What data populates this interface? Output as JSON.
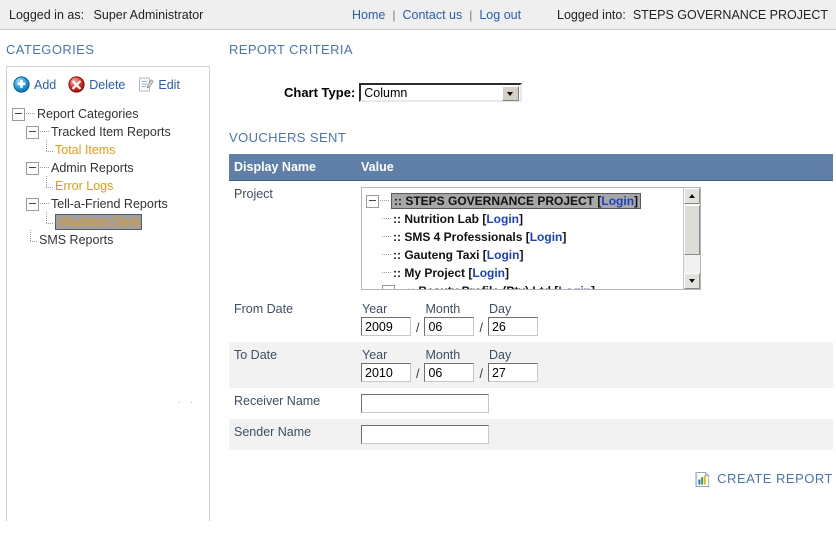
{
  "topbar": {
    "logged_in_label": "Logged in as:",
    "logged_in_user": "Super Administrator",
    "nav": [
      {
        "label": "Home"
      },
      {
        "label": "Contact us"
      },
      {
        "label": "Log out"
      }
    ],
    "separator": "|",
    "logged_into_label": "Logged into:",
    "logged_into_value": "STEPS GOVERNANCE PROJECT"
  },
  "sidebar": {
    "title": "CATEGORIES",
    "toolbar": [
      {
        "label": "Add",
        "icon": "add-circle-icon"
      },
      {
        "label": "Delete",
        "icon": "delete-circle-icon"
      },
      {
        "label": "Edit",
        "icon": "edit-pencil-icon"
      }
    ],
    "tree": [
      {
        "label": "Report Categories",
        "level": 1,
        "type": "branch",
        "selected": false
      },
      {
        "label": "Tracked Item Reports",
        "level": 2,
        "type": "branch",
        "selected": false
      },
      {
        "label": "Total Items",
        "level": 3,
        "type": "leaf",
        "selected": false
      },
      {
        "label": "Admin Reports",
        "level": 2,
        "type": "branch",
        "selected": false
      },
      {
        "label": "Error Logs",
        "level": 3,
        "type": "leaf",
        "selected": false
      },
      {
        "label": "Tell-a-Friend Reports",
        "level": 2,
        "type": "branch",
        "selected": false
      },
      {
        "label": "Vouchers Sent",
        "level": 3,
        "type": "leaf",
        "selected": true
      },
      {
        "label": "SMS Reports",
        "level": 2,
        "type": "leaf-branch",
        "selected": false
      }
    ]
  },
  "main": {
    "report_criteria_title": "REPORT CRITERIA",
    "chart_type_label": "Chart Type:",
    "chart_type_value": "Column",
    "vouchers_title": "VOUCHERS SENT",
    "table_headers": {
      "display_name": "Display Name",
      "value": "Value"
    },
    "rows": {
      "project_label": "Project",
      "from_date_label": "From Date",
      "to_date_label": "To Date",
      "receiver_name_label": "Receiver Name",
      "sender_name_label": "Sender Name"
    },
    "project_list": [
      {
        "name": ":: STEPS GOVERNANCE PROJECT",
        "link": "Login",
        "selected": true,
        "expandable": true
      },
      {
        "name": ":: Nutrition Lab",
        "link": "Login",
        "selected": false,
        "expandable": false
      },
      {
        "name": ":: SMS 4 Professionals",
        "link": "Login",
        "selected": false,
        "expandable": false
      },
      {
        "name": ":: Gauteng Taxi",
        "link": "Login",
        "selected": false,
        "expandable": false
      },
      {
        "name": ":: My Project",
        "link": "Login",
        "selected": false,
        "expandable": false
      },
      {
        "name": ":: Beauty Profile (Pty) Ltd",
        "link": "Login",
        "selected": false,
        "expandable": true
      }
    ],
    "date_labels": {
      "year": "Year",
      "month": "Month",
      "day": "Day",
      "separator": "/"
    },
    "from_date": {
      "year": "2009",
      "month": "06",
      "day": "26"
    },
    "to_date": {
      "year": "2010",
      "month": "06",
      "day": "27"
    },
    "receiver_name_value": "",
    "sender_name_value": "",
    "receiver_name_placeholder": "",
    "sender_name_placeholder": "",
    "create_report_label": "CREATE REPORT",
    "create_report_icon": "chart-report-icon"
  },
  "colors": {
    "heading_blue": "#4a75b5",
    "table_header_blue": "#5f7fa8",
    "link_blue": "#2a5db0",
    "leaf_orange": "#e8991c",
    "login_link_blue": "#1b3fc4"
  }
}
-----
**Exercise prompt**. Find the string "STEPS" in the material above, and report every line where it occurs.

**Exercise response**.
    "logged_into_value": "STEPS GOVERNANCE PROJECT"
        "name": ":: STEPS GOVERNANCE PROJECT",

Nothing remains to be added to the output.